> Exercise brief
The required output is a copy of each line in the material below that includes "icon".

> Available records
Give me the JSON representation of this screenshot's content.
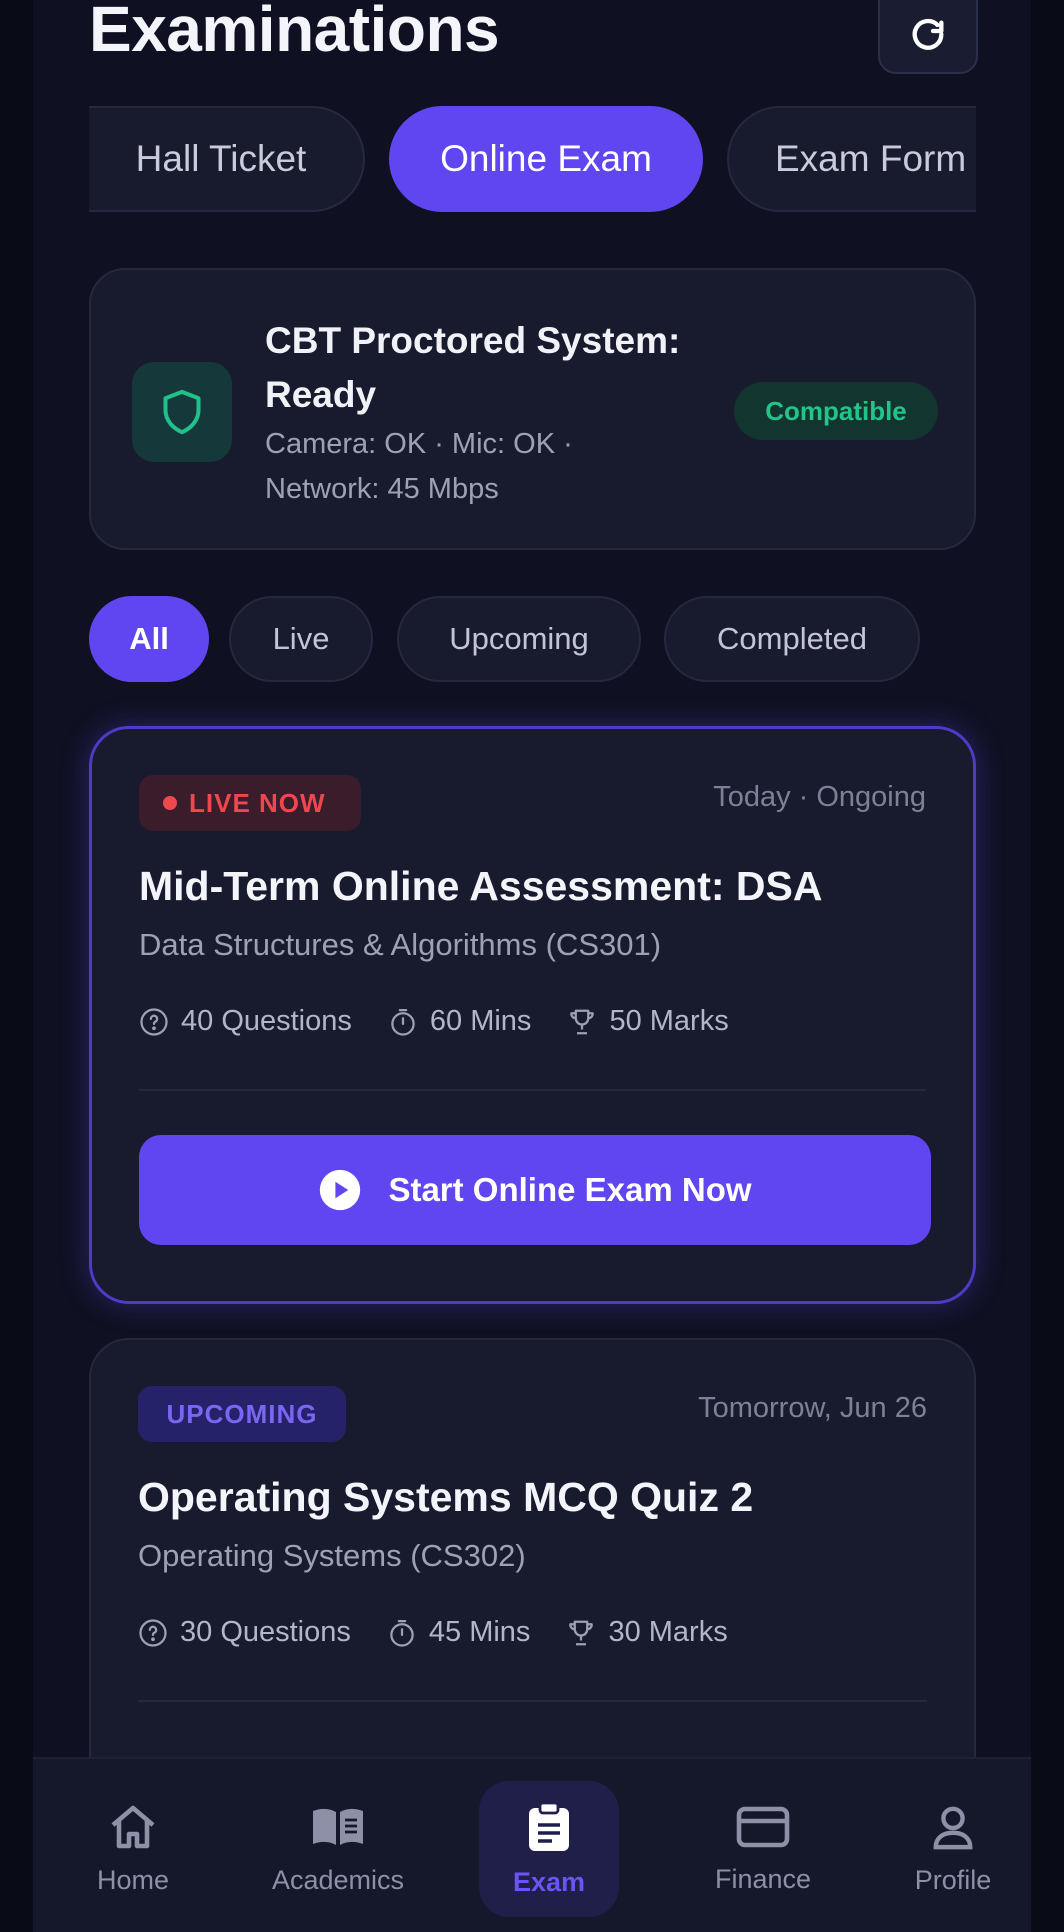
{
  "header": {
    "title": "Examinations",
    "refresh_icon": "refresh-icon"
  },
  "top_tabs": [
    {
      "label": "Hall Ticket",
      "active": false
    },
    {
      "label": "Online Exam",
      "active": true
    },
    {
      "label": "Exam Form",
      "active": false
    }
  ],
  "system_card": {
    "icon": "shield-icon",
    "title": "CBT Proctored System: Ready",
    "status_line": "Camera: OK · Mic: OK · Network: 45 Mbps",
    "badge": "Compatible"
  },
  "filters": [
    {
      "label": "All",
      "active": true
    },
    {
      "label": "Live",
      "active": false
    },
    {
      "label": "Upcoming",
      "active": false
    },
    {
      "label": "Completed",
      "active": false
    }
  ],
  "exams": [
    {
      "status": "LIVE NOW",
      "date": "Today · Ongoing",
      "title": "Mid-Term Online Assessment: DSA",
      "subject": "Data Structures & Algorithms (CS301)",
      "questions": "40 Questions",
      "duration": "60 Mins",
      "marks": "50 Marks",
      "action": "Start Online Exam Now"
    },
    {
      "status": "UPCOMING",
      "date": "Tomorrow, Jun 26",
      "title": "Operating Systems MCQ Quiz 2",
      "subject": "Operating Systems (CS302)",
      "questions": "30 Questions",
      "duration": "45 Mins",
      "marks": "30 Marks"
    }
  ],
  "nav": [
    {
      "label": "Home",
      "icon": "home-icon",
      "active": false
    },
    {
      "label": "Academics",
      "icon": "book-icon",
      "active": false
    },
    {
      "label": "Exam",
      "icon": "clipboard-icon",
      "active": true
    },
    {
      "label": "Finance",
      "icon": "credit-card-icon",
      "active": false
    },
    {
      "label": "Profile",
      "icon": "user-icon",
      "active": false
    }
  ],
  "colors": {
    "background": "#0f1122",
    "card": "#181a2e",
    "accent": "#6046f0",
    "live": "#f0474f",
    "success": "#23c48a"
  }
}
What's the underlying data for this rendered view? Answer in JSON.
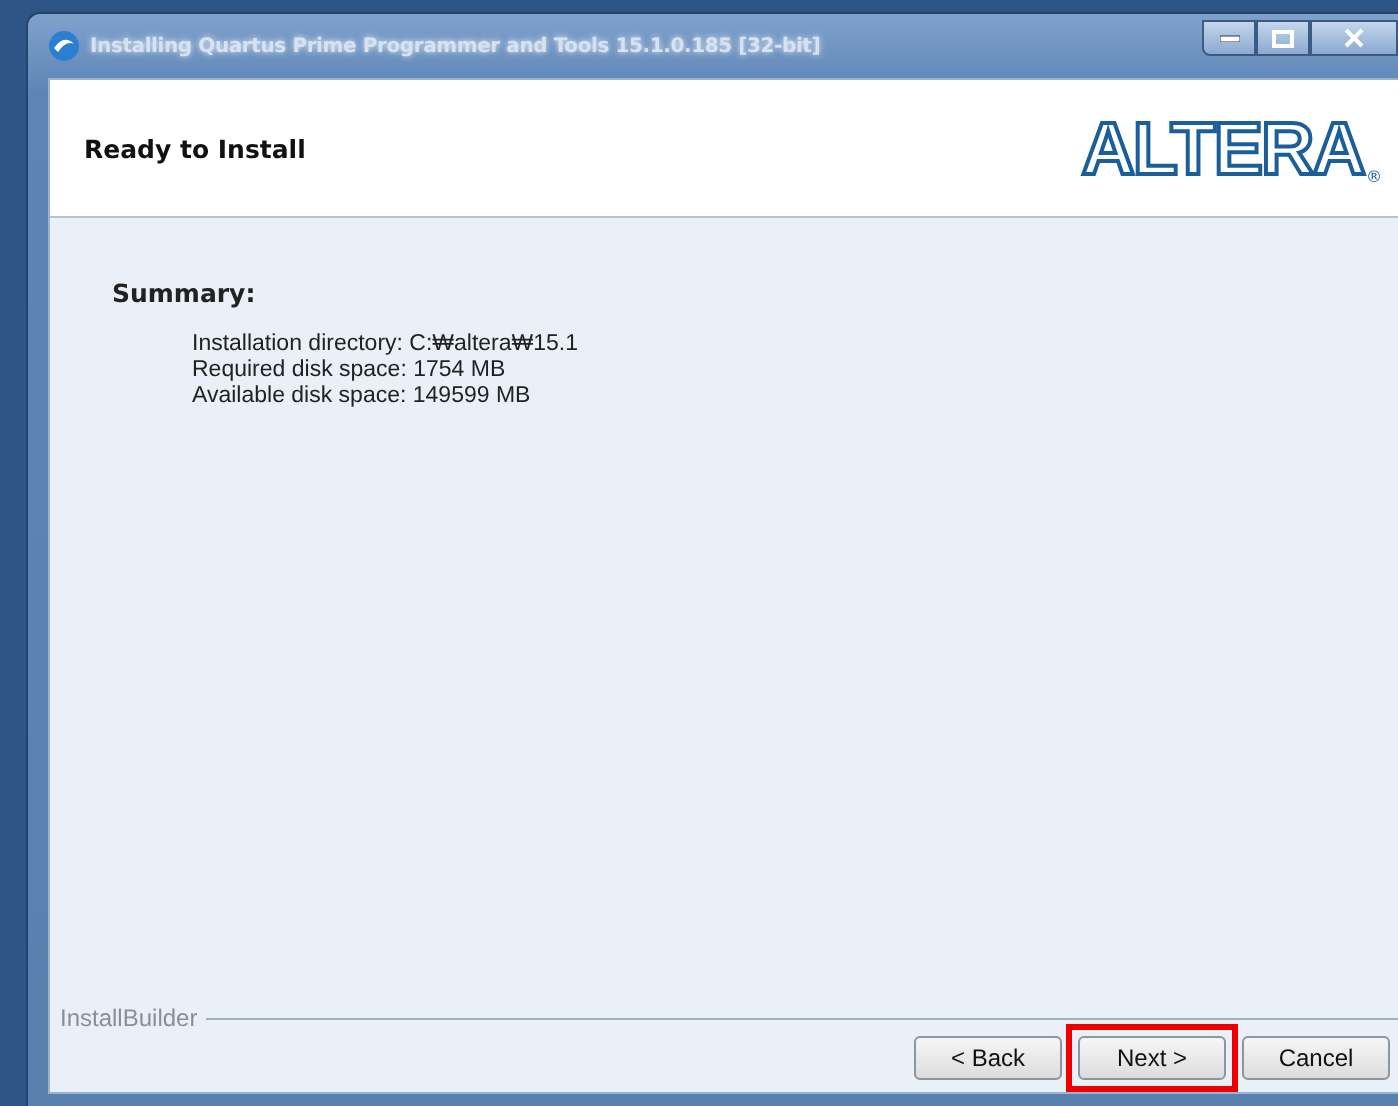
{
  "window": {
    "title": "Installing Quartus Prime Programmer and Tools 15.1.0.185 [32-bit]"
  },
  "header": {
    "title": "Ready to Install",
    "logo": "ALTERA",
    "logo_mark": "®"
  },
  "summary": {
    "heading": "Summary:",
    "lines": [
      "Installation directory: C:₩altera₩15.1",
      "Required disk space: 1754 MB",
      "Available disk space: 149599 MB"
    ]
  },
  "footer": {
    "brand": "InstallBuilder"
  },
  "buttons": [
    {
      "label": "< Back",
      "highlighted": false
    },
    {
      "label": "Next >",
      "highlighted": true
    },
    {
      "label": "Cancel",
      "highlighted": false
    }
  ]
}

> Reply to the task
    "refresh_icon": "refresh-icon"
    "icon": "shield-icon",
      "icon": "home-icon",
      "icon": "book-icon",
      "icon": "clipboard-icon",
      "icon": "credit-card-icon",
      "icon": "user-icon",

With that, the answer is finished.